Blocking texting and online messaging apps on our kids devices, like Yik Yak, was one of the main reasons we started NetSanity. Read the story below to get a real life example of how texting apps can be dangerous for your kids and pre-teens.
Recently, my teenage daughter came to me and mentioned that she wanted to add Yik Yak to her iPhone. I told her to give me a few days to do a little research and that I would have an answer for her. Later that day, I decided to download Yik Yak (easy to do because it is free) to my iPhone and see what it was all about. Since it works by loading Yak from your local area, I drove around and randomly checked several locations in my small town throughout the day. At first, Yik Yak seems innocent enough and fun. It allows users to post and read messages that are localized, typically to anyone within a 1.5-mile radius of their location, i.e. home or school.
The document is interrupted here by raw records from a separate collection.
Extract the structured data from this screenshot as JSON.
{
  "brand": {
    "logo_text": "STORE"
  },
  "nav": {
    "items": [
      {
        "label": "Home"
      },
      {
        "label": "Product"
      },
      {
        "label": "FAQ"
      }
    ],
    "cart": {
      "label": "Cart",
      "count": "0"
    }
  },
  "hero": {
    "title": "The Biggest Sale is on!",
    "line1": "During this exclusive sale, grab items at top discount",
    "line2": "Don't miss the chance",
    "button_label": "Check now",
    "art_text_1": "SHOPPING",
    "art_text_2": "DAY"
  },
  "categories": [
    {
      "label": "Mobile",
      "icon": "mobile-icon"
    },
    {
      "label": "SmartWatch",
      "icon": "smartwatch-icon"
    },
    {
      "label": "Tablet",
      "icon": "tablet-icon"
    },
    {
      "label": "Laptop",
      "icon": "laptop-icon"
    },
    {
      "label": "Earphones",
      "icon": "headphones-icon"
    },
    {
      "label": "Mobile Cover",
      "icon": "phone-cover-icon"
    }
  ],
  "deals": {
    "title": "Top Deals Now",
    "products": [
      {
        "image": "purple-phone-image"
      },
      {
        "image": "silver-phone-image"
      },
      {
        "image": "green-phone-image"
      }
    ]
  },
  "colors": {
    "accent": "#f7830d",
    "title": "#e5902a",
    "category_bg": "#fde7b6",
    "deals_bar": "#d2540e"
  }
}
Users can read anyone’s anonymous comments as long as they are in that local radius. Some of the messages that I pulled up in my small town were shocking.
If you don’t already know about Yik Yak, it is an app that has a timeline that looks like Twitter without photos. It allows anyone to post anything without attaching themselves to a username.
When you happen to be in an unfamiliar area, it is unlikely that the app would be of much neither interest nor harm, specifically to your teen or child. However, if you opened it up in the middle of a high-school gym or you happen to live in a small community, I can see how potentially damaging this simple little app could become.
You can see for yourselves! Here are some screenshots of what I saw just by pulling up Yik Yak at a few random places in my small town, throughout the day. We scrubbed the bad stuff and blurred out the four letter words, but I certainly would not be happy if my young kids saw these random posts.
I hope you will find it easier to make an informed decision for your family. For us, we use NetSanity on all of our kid’s Apple mobile devices and we have blocked this app with the AppBlocker feature. There is enough stuff out there already, and this seems totally inappropriate and unnecessary for our kids.
To conclude our thoughts on blocking Yik Yak
If our children decide to use a Yik Yak like app when they turn 18, that is fine. Until that day, however, Netsanity keeps it off their devices and it’s one more little thing this mom doesn’t have to worry about!